[Component data from apps and pages]
╭──

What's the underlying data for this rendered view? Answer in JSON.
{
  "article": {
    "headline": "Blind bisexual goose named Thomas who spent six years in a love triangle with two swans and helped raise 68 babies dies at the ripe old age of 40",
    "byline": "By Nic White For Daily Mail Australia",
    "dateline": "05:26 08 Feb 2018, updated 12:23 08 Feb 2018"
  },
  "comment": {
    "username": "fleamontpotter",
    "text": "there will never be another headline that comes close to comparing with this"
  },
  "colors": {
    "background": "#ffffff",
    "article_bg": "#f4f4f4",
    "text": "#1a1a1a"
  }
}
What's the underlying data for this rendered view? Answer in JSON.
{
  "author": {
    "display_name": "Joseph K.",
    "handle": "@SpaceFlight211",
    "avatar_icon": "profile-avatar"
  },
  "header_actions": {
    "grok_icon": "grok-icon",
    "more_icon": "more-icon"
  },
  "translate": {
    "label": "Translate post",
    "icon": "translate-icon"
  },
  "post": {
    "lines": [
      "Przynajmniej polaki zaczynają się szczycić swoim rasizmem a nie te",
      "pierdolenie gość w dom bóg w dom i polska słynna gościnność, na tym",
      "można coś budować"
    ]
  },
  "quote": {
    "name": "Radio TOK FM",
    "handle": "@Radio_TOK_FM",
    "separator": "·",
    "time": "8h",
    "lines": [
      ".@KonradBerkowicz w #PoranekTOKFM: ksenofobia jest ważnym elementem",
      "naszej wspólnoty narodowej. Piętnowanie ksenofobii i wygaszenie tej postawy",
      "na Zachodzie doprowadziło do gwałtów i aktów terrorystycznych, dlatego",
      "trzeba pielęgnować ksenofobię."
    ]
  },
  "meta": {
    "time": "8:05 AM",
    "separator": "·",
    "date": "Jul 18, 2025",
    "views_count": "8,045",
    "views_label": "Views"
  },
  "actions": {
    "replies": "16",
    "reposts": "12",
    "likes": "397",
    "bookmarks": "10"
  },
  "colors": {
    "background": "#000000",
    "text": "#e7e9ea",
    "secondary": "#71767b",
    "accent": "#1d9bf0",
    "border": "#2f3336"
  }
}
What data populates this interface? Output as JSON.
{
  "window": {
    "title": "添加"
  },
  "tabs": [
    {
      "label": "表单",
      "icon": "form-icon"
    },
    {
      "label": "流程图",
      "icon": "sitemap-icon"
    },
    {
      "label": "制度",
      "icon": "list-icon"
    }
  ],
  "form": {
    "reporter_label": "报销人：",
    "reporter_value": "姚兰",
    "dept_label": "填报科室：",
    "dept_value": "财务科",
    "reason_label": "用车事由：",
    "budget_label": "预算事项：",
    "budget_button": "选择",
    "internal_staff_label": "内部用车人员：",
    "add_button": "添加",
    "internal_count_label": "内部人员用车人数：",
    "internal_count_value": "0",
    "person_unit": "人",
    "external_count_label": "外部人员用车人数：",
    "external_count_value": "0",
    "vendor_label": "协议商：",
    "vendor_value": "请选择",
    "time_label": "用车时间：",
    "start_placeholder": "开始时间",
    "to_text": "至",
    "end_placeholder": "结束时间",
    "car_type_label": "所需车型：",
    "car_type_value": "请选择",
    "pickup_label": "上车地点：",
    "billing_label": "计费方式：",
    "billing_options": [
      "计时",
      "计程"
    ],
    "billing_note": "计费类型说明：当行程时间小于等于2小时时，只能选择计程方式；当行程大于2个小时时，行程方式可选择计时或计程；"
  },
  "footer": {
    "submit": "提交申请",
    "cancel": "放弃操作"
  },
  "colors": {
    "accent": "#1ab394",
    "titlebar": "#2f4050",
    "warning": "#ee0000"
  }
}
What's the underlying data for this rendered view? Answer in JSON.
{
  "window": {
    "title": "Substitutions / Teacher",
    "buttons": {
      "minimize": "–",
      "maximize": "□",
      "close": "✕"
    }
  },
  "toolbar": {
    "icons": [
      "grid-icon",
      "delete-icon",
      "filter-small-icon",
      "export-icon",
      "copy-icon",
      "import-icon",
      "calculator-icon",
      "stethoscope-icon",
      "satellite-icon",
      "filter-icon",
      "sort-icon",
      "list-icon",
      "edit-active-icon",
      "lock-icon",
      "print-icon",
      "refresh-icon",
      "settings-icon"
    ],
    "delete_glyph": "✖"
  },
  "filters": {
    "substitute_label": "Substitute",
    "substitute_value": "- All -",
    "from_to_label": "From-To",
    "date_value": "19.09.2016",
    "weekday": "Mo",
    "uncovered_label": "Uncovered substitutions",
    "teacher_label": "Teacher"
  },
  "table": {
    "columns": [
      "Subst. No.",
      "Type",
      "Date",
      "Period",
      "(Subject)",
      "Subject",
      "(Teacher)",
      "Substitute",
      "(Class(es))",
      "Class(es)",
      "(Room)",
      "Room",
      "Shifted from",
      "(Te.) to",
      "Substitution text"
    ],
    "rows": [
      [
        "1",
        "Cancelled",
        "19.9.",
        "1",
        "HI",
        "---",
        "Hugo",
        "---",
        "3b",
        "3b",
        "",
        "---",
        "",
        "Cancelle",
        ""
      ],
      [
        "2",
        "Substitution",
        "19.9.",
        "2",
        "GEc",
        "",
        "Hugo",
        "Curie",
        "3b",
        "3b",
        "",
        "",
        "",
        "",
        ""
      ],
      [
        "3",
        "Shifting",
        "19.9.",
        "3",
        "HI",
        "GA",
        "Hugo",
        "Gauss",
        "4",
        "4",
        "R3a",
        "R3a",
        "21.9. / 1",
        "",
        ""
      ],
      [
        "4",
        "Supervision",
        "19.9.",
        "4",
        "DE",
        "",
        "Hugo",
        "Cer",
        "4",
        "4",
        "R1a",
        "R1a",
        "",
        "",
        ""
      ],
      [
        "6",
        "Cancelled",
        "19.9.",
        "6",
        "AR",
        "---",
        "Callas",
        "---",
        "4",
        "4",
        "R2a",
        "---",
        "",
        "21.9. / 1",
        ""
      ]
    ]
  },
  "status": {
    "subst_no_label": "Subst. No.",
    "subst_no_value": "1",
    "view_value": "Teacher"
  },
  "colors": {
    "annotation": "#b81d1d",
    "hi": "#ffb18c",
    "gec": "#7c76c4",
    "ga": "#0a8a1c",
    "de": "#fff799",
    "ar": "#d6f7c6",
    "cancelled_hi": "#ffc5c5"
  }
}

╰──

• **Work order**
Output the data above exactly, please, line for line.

• **Answer section**
What's the underlying data for this rendered view? Answer in JSON.
{
  "article": {
    "headline": "Blind bisexual goose named Thomas who spent six years in a love triangle with two swans and helped raise 68 babies dies at the ripe old age of 40",
    "byline": "By Nic White For Daily Mail Australia",
    "dateline": "05:26 08 Feb 2018, updated 12:23 08 Feb 2018"
  },
  "comment": {
    "username": "fleamontpotter",
    "text": "there will never be another headline that comes close to comparing with this"
  },
  "colors": {
    "background": "#ffffff",
    "article_bg": "#f4f4f4",
    "text": "#1a1a1a"
  }
}
What's the underlying data for this rendered view? Answer in JSON.
{
  "author": {
    "display_name": "Joseph K.",
    "handle": "@SpaceFlight211",
    "avatar_icon": "profile-avatar"
  },
  "header_actions": {
    "grok_icon": "grok-icon",
    "more_icon": "more-icon"
  },
  "translate": {
    "label": "Translate post",
    "icon": "translate-icon"
  },
  "post": {
    "lines": [
      "Przynajmniej polaki zaczynają się szczycić swoim rasizmem a nie te",
      "pierdolenie gość w dom bóg w dom i polska słynna gościnność, na tym",
      "można coś budować"
    ]
  },
  "quote": {
    "name": "Radio TOK FM",
    "handle": "@Radio_TOK_FM",
    "separator": "·",
    "time": "8h",
    "lines": [
      ".@KonradBerkowicz w #PoranekTOKFM: ksenofobia jest ważnym elementem",
      "naszej wspólnoty narodowej. Piętnowanie ksenofobii i wygaszenie tej postawy",
      "na Zachodzie doprowadziło do gwałtów i aktów terrorystycznych, dlatego",
      "trzeba pielęgnować ksenofobię."
    ]
  },
  "meta": {
    "time": "8:05 AM",
    "separator": "·",
    "date": "Jul 18, 2025",
    "views_count": "8,045",
    "views_label": "Views"
  },
  "actions": {
    "replies": "16",
    "reposts": "12",
    "likes": "397",
    "bookmarks": "10"
  },
  "colors": {
    "background": "#000000",
    "text": "#e7e9ea",
    "secondary": "#71767b",
    "accent": "#1d9bf0",
    "border": "#2f3336"
  }
}
What data populates this interface? Output as JSON.
{
  "window": {
    "title": "添加"
  },
  "tabs": [
    {
      "label": "表单",
      "icon": "form-icon"
    },
    {
      "label": "流程图",
      "icon": "sitemap-icon"
    },
    {
      "label": "制度",
      "icon": "list-icon"
    }
  ],
  "form": {
    "reporter_label": "报销人：",
    "reporter_value": "姚兰",
    "dept_label": "填报科室：",
    "dept_value": "财务科",
    "reason_label": "用车事由：",
    "budget_label": "预算事项：",
    "budget_button": "选择",
    "internal_staff_label": "内部用车人员：",
    "add_button": "添加",
    "internal_count_label": "内部人员用车人数：",
    "internal_count_value": "0",
    "person_unit": "人",
    "external_count_label": "外部人员用车人数：",
    "external_count_value": "0",
    "vendor_label": "协议商：",
    "vendor_value": "请选择",
    "time_label": "用车时间：",
    "start_placeholder": "开始时间",
    "to_text": "至",
    "end_placeholder": "结束时间",
    "car_type_label": "所需车型：",
    "car_type_value": "请选择",
    "pickup_label": "上车地点：",
    "billing_label": "计费方式：",
    "billing_options": [
      "计时",
      "计程"
    ],
    "billing_note": "计费类型说明：当行程时间小于等于2小时时，只能选择计程方式；当行程大于2个小时时，行程方式可选择计时或计程；"
  },
  "footer": {
    "submit": "提交申请",
    "cancel": "放弃操作"
  },
  "colors": {
    "accent": "#1ab394",
    "titlebar": "#2f4050",
    "warning": "#ee0000"
  }
}
What's the underlying data for this rendered view? Answer in JSON.
{
  "window": {
    "title": "Substitutions / Teacher",
    "buttons": {
      "minimize": "–",
      "maximize": "□",
      "close": "✕"
    }
  },
  "toolbar": {
    "icons": [
      "grid-icon",
      "delete-icon",
      "filter-small-icon",
      "export-icon",
      "copy-icon",
      "import-icon",
      "calculator-icon",
      "stethoscope-icon",
      "satellite-icon",
      "filter-icon",
      "sort-icon",
      "list-icon",
      "edit-active-icon",
      "lock-icon",
      "print-icon",
      "refresh-icon",
      "settings-icon"
    ],
    "delete_glyph": "✖"
  },
  "filters": {
    "substitute_label": "Substitute",
    "substitute_value": "- All -",
    "from_to_label": "From-To",
    "date_value": "19.09.2016",
    "weekday": "Mo",
    "uncovered_label": "Uncovered substitutions",
    "teacher_label": "Teacher"
  },
  "table": {
    "columns": [
      "Subst. No.",
      "Type",
      "Date",
      "Period",
      "(Subject)",
      "Subject",
      "(Teacher)",
      "Substitute",
      "(Class(es))",
      "Class(es)",
      "(Room)",
      "Room",
      "Shifted from",
      "(Te.) to",
      "Substitution text"
    ],
    "rows": [
      [
        "1",
        "Cancelled",
        "19.9.",
        "1",
        "HI",
        "---",
        "Hugo",
        "---",
        "3b",
        "3b",
        "",
        "---",
        "",
        "Cancelle",
        ""
      ],
      [
        "2",
        "Substitution",
        "19.9.",
        "2",
        "GEc",
        "",
        "Hugo",
        "Curie",
        "3b",
        "3b",
        "",
        "",
        "",
        "",
        ""
      ],
      [
        "3",
        "Shifting",
        "19.9.",
        "3",
        "HI",
        "GA",
        "Hugo",
        "Gauss",
        "4",
        "4",
        "R3a",
        "R3a",
        "21.9. / 1",
        "",
        ""
      ],
      [
        "4",
        "Supervision",
        "19.9.",
        "4",
        "DE",
        "",
        "Hugo",
        "Cer",
        "4",
        "4",
        "R1a",
        "R1a",
        "",
        "",
        ""
      ],
      [
        "6",
        "Cancelled",
        "19.9.",
        "6",
        "AR",
        "---",
        "Callas",
        "---",
        "4",
        "4",
        "R2a",
        "---",
        "",
        "21.9. / 1",
        ""
      ]
    ]
  },
  "status": {
    "subst_no_label": "Subst. No.",
    "subst_no_value": "1",
    "view_value": "Teacher"
  },
  "colors": {
    "annotation": "#b81d1d",
    "hi": "#ffb18c",
    "gec": "#7c76c4",
    "ga": "#0a8a1c",
    "de": "#fff799",
    "ar": "#d6f7c6",
    "cancelled_hi": "#ffc5c5"
  }
}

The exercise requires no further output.